      7. the judgment or order of an appropriate court determining the existence or nonexistence of the parent-child relationship is determinative for all purposes. Appropriate courts include: the court in the county in which the child resides; the court in the county in which the alleged father resides; the court in the county in which the alleged father is found; or, if the alleged father is deceased, the court in the county in which proceedings for probate of his estate have been or could be commenced.

    1. Effective 10/01/93, the following presumptions also apply:

      1. he and the child's biological mother have executed a recognition of parentage in accordance with Minn. Code section 257.75 and another man is presumed to be the father under this subdivision; or

      2. he and the child's biological mother have executed a recognition of parentage in accordance with Minn. Code section 257.75 and another man and the child's mother have executed a recognition of parentage in accordance with section 257.75; or

      3. he and the child's biological mother executed a recognition of parentage in accordance with Minn. Code section 257.75 when either or both of the signatories were less than 18 years of age.

      The presumptions in 2. and 3. above are subject to rebuttal by clear and convincing evidence. If two or more conflicting presumptions arise, the controlling presumption is one which, on the facts, is founded on the weightier considerations of policy and logic.
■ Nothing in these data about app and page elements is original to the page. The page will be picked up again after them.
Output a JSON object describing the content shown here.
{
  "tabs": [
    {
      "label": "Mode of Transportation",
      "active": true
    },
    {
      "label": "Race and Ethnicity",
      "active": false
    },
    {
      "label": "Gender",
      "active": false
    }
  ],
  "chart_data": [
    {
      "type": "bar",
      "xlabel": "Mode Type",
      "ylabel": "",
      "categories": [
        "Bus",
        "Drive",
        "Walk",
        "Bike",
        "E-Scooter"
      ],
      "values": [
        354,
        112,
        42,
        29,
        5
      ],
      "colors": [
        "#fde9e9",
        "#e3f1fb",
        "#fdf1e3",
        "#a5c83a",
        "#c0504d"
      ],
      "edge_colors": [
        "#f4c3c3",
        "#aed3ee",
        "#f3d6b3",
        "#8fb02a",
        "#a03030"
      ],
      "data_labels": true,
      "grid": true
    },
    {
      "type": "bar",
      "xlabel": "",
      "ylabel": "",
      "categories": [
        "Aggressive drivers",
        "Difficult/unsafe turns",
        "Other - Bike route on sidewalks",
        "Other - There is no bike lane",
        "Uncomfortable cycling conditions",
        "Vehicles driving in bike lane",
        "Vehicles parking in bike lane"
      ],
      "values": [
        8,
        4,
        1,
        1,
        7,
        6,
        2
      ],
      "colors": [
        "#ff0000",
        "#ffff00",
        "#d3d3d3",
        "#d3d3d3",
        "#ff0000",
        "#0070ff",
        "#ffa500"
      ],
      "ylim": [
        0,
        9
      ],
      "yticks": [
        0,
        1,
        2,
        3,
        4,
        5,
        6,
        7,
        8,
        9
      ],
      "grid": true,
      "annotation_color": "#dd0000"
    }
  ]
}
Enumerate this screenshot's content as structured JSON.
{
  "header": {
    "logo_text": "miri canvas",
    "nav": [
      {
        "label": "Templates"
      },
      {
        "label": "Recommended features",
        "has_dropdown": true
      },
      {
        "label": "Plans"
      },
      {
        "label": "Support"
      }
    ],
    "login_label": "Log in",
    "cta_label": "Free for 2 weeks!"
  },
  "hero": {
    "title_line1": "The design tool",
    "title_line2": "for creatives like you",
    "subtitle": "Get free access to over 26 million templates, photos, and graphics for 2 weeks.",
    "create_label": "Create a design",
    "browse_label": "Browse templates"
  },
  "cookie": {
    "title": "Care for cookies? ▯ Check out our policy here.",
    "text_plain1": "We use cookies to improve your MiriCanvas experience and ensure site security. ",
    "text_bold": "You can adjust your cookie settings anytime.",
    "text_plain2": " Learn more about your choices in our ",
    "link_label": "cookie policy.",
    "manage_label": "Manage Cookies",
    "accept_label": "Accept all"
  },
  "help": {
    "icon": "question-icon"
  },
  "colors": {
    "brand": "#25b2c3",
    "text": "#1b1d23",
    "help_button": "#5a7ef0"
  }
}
These presumptions are also rebutted by a court decree establishing paternity of the child by another man.

      Forward to the RCC for a determination evidence submitted to establish a presumption under 3a., 3b., or 3c. above.

    2. In addition to the preceding presumptions, the SSA adjudicator may consider other evidence to determine whether a parent-child relationship has been established under the Minnesota Parentage Act. During a putative father's life, paternity is established by a preponderance of the evidence. Paternity may be established following a putative father's death by clear and convincing evidence. Clear and convincing evidence requires more certainty on the part of the fact-finder than a "preponderance of the evidence" standard (more than 50%), but less certainty than the "beyond a reasonable doubt" standard. Evidence relating to paternity may include, but is not limited to:

      1. evidence of sexual intercourse between the mother and alleged father at any possible time of conception; or

      2. an expert's opinion concerning the statistical probability of the alleged father's paternity based upon the duration of the mother's pregnancy; or

      3. genetic and blood test results, weighed in accordance with evidence, if available, of the statistical probability of the alleged father's paternity; or

      4. medical or anthropological evidence relating to the alleged father's paternity of the child based on tests performed by experts; or

      5. all other evidence relevant to the issue of paternity of the child.

  3. Effective 05/15/87, if under the supervision of a licensed physician and with the consent of her husband, a wife is inseminated artificially with semen donated by a man not her husband, the husband is treated in law as if he were the biological father of the child thereby conceived. The husband's consent must be in writing and signed by him and his wife. The donor of semen provided to a licensed physician for use in artificial insemination of a married woman other than the donor's wife is treated in law as if he were not the biological father of the child thereby conceived.


To Link to this section - Use this URL:
http://policy.ssa.gov/poms.nsf/lnx/0200306530
GN 00306.530 - Minnesota Intestacy Laws - 12/05/2000
Batch run: 01/27/2009
Rev:12/05/2000